**TASK GOAL**
Repeat the data that follows, keeping every character intact.

**RECORD SET**
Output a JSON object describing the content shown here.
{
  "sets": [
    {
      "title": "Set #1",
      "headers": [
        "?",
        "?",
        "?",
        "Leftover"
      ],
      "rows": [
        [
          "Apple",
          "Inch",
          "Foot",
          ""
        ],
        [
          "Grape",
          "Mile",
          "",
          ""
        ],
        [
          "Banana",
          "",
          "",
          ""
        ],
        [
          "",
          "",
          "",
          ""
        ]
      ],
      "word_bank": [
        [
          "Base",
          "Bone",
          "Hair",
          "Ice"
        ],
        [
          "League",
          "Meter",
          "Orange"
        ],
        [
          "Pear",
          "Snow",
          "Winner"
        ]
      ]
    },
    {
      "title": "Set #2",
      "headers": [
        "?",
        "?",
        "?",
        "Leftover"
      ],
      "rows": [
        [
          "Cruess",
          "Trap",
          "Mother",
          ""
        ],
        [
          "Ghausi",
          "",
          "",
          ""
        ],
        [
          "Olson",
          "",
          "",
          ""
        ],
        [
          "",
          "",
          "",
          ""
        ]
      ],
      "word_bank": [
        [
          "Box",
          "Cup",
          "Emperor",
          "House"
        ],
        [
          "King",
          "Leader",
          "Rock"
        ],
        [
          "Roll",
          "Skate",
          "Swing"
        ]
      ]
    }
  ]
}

**SOLUTION TO THIS TASK**
Output a JSON object describing the content shown here.
{
  "sets": [
    {
      "title": "Set #1",
      "headers": [
        "?",
        "?",
        "?",
        "Leftover"
      ],
      "rows": [
        [
          "Apple",
          "Inch",
          "Foot",
          ""
        ],
        [
          "Grape",
          "Mile",
          "",
          ""
        ],
        [
          "Banana",
          "",
          "",
          ""
        ],
        [
          "",
          "",
          "",
          ""
        ]
      ],
      "word_bank": [
        [
          "Base",
          "Bone",
          "Hair",
          "Ice"
        ],
        [
          "League",
          "Meter",
          "Orange"
        ],
        [
          "Pear",
          "Snow",
          "Winner"
        ]
      ]
    },
    {
      "title": "Set #2",
      "headers": [
        "?",
        "?",
        "?",
        "Leftover"
      ],
      "rows": [
        [
          "Cruess",
          "Trap",
          "Mother",
          ""
        ],
        [
          "Ghausi",
          "",
          "",
          ""
        ],
        [
          "Olson",
          "",
          "",
          ""
        ],
        [
          "",
          "",
          "",
          ""
        ]
      ],
      "word_bank": [
        [
          "Box",
          "Cup",
          "Emperor",
          "House"
        ],
        [
          "King",
          "Leader",
          "Rock"
        ],
        [
          "Roll",
          "Skate",
          "Swing"
        ]
      ]
    }
  ]
}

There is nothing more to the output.